"We were floored," Taylor added. "We can’t understand the decision because it goes against the entire comprehensive plan." He argued that the comp plan and FLUM are to encourage the "village atmosphere" and "residential character" of Anna Maria and the commission action is emphasizing commercial development.

An ROR designation on the property would allow his clients to create a project that would be in keeping with the goals of the comprehensive plan, he maintained.

The owners, Taylor noted, have demonstrated that strictly commercial activity at that location "won’t work" under the prevailing property tax and wind insurance rates on Anna Maria Island.

Without the ROR land-use designation and accompanying zoning, "the commission majority has zoned my clients out of being a benefit to the community," Taylor said.

But while his clients may have lost the first battle, the war is far from over.

Taylor said he will submit a 12-page letter to accompany the FLUM and comprehensive plan to the Florida Department of Community Affairs, which must review and approve the documents before the city can enact appropriate legislation.

"We’ll certainly show how the commission has flip-flopped on this particular issue," he said, in addition to a number of other legal points.

The comprehensive plan and accompanying ordinances are a "legislative process and we have to let the action play out, but this is not a dead issue as far as our clients are concerned. It would be fair to say that future legal action is always an option. We are reserving all our clients rights," he concluded.

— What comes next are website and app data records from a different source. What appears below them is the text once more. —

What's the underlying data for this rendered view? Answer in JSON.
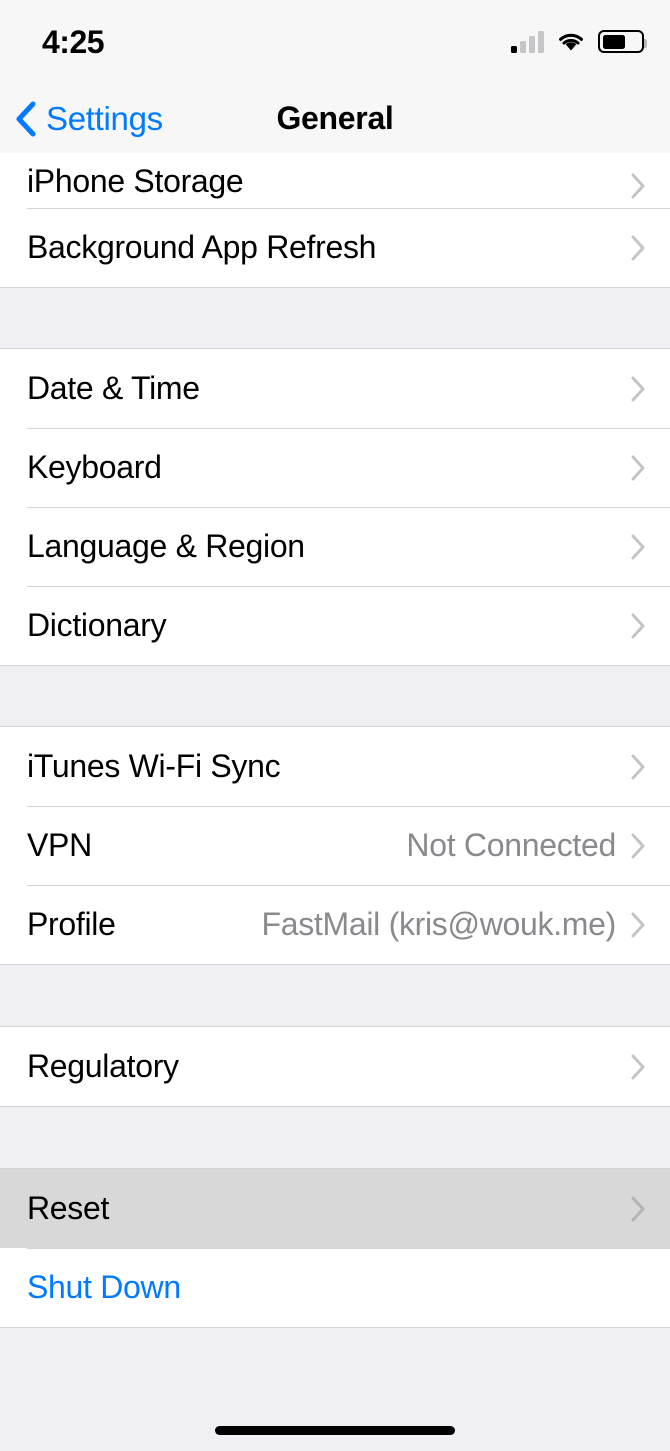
{
  "status_bar": {
    "time": "4:25",
    "cellular_icon": "cellular-signal-icon",
    "cellular_bars_total": 4,
    "cellular_bars_active": 1,
    "wifi_icon": "wifi-icon",
    "battery_icon": "battery-icon",
    "battery_level_percent": 55
  },
  "nav_bar": {
    "back_icon": "chevron-left-icon",
    "back_label": "Settings",
    "title": "General"
  },
  "sections": [
    {
      "id": "storage-section",
      "partial_top": true,
      "rows": [
        {
          "label": "iPhone Storage",
          "value": "",
          "accessory": "chevron-right-icon",
          "style": "default",
          "partial": true
        },
        {
          "label": "Background App Refresh",
          "value": "",
          "accessory": "chevron-right-icon",
          "style": "default",
          "partial": false
        }
      ]
    },
    {
      "id": "locale-section",
      "partial_top": false,
      "rows": [
        {
          "label": "Date & Time",
          "value": "",
          "accessory": "chevron-right-icon",
          "style": "default",
          "partial": false
        },
        {
          "label": "Keyboard",
          "value": "",
          "accessory": "chevron-right-icon",
          "style": "default",
          "partial": false
        },
        {
          "label": "Language & Region",
          "value": "",
          "accessory": "chevron-right-icon",
          "style": "default",
          "partial": false
        },
        {
          "label": "Dictionary",
          "value": "",
          "accessory": "chevron-right-icon",
          "style": "default",
          "partial": false
        }
      ]
    },
    {
      "id": "network-section",
      "partial_top": false,
      "rows": [
        {
          "label": "iTunes Wi-Fi Sync",
          "value": "",
          "accessory": "chevron-right-icon",
          "style": "default",
          "partial": false
        },
        {
          "label": "VPN",
          "value": "Not Connected",
          "accessory": "chevron-right-icon",
          "style": "default",
          "partial": false
        },
        {
          "label": "Profile",
          "value": "FastMail (kris@wouk.me)",
          "accessory": "chevron-right-icon",
          "style": "default",
          "partial": false
        }
      ]
    },
    {
      "id": "regulatory-section",
      "partial_top": false,
      "rows": [
        {
          "label": "Regulatory",
          "value": "",
          "accessory": "chevron-right-icon",
          "style": "default",
          "partial": false
        }
      ]
    },
    {
      "id": "reset-section",
      "partial_top": false,
      "rows": [
        {
          "label": "Reset",
          "value": "",
          "accessory": "chevron-right-icon",
          "style": "highlighted",
          "partial": false
        },
        {
          "label": "Shut Down",
          "value": "",
          "accessory": "none",
          "style": "link",
          "partial": false
        }
      ]
    }
  ],
  "home_indicator": "home-indicator-bar",
  "colors": {
    "accent_blue": "#007AFF",
    "group_background": "#FFFFFF",
    "page_background": "#EFEFF4",
    "separator": "#D4D4D6",
    "value_text": "#8A8A8E",
    "chevron": "#C4C4C6",
    "highlight": "#D8D8D8",
    "bar_background": "#F7F7F8"
  }
}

And Taylor wasn’t the only attorney who had "issues" with various aspects of the comp-plan and FLUM.

Attorney Michael Connolly, representing former Commissioner Linda Cramer, said that a "logical" future land use for Cramer’s property at 9702 Gulf Drive is retail-office-residential, not residential as passed by the commission May 21.

Connolly claimed Cramer’s property was being singled out and is being treated differently than that of other properties in the area, which have been designated ROR.

He also presented historical background which indicated the city commission at a special meeting Nov. 26, 1991, had unanimously approved a motion to designate the property commercial, not residential.

Failure of the commission to change the land-use designation to ROR will place an "inordinate burden" on the property and "will result in a substantial diminution in the value thereof," Connolly claimed.

The sudden shift at the May 21 meeting by the commission to allow new construction in a commercial zone to be built to a maximum height of 37 feet, not 27 feet as previously agreed to by the commission, resulted in a letter from attorney Brendan Rowe, representing William and Barbara Nally of Spring Avenue.

Rowe said that pushing the height limit from 27 feet to 37 feet allows construction of a three-story building with two usable floors on top of a level for parking and deliveries. This, Rowe argued, "would create a new, very intense, use of commercial property within the city of Anna Maria," and that’s inconsistent with the goals, objectives and policies of the plan.

Rowe also claimed that, despite what commissioners may believe, under the city’s current land development codes, the commission does not have the "discretion" to apply restrictions on commercial activity at such a structure.